(Source records)
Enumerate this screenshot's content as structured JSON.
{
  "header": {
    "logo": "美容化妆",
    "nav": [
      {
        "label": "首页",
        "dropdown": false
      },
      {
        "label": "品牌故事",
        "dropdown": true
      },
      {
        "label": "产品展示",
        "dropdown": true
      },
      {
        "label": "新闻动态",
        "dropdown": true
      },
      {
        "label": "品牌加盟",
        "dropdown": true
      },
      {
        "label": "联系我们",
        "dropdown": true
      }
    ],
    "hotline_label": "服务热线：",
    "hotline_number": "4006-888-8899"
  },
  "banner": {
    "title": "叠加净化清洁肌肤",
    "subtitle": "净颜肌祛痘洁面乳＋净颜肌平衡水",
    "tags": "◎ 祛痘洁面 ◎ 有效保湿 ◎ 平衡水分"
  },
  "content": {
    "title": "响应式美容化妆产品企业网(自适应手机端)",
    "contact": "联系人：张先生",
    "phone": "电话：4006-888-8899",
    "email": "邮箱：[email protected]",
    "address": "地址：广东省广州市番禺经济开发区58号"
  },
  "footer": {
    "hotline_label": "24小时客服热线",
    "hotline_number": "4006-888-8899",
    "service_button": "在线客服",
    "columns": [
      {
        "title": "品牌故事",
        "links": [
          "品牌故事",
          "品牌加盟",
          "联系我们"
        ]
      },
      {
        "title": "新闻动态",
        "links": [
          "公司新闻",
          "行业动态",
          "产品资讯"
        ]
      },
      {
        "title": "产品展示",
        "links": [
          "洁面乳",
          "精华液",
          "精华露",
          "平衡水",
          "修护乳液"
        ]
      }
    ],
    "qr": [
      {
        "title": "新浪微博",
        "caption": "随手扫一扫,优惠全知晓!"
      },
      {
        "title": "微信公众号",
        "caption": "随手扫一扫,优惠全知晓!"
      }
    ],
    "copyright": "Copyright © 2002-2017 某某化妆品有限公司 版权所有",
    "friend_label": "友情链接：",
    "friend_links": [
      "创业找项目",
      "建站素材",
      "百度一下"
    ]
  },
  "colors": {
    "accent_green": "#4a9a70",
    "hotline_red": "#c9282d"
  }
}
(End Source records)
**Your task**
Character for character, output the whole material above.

**Response**
Enumerate this screenshot's content as structured JSON.
{
  "header": {
    "logo": "美容化妆",
    "nav": [
      {
        "label": "首页",
        "dropdown": false
      },
      {
        "label": "品牌故事",
        "dropdown": true
      },
      {
        "label": "产品展示",
        "dropdown": true
      },
      {
        "label": "新闻动态",
        "dropdown": true
      },
      {
        "label": "品牌加盟",
        "dropdown": true
      },
      {
        "label": "联系我们",
        "dropdown": true
      }
    ],
    "hotline_label": "服务热线：",
    "hotline_number": "4006-888-8899"
  },
  "banner": {
    "title": "叠加净化清洁肌肤",
    "subtitle": "净颜肌祛痘洁面乳＋净颜肌平衡水",
    "tags": "◎ 祛痘洁面 ◎ 有效保湿 ◎ 平衡水分"
  },
  "content": {
    "title": "响应式美容化妆产品企业网(自适应手机端)",
    "contact": "联系人：张先生",
    "phone": "电话：4006-888-8899",
    "email": "邮箱：[email protected]",
    "address": "地址：广东省广州市番禺经济开发区58号"
  },
  "footer": {
    "hotline_label": "24小时客服热线",
    "hotline_number": "4006-888-8899",
    "service_button": "在线客服",
    "columns": [
      {
        "title": "品牌故事",
        "links": [
          "品牌故事",
          "品牌加盟",
          "联系我们"
        ]
      },
      {
        "title": "新闻动态",
        "links": [
          "公司新闻",
          "行业动态",
          "产品资讯"
        ]
      },
      {
        "title": "产品展示",
        "links": [
          "洁面乳",
          "精华液",
          "精华露",
          "平衡水",
          "修护乳液"
        ]
      }
    ],
    "qr": [
      {
        "title": "新浪微博",
        "caption": "随手扫一扫,优惠全知晓!"
      },
      {
        "title": "微信公众号",
        "caption": "随手扫一扫,优惠全知晓!"
      }
    ],
    "copyright": "Copyright © 2002-2017 某某化妆品有限公司 版权所有",
    "friend_label": "友情链接：",
    "friend_links": [
      "创业找项目",
      "建站素材",
      "百度一下"
    ]
  },
  "colors": {
    "accent_green": "#4a9a70",
    "hotline_red": "#c9282d"
  }
}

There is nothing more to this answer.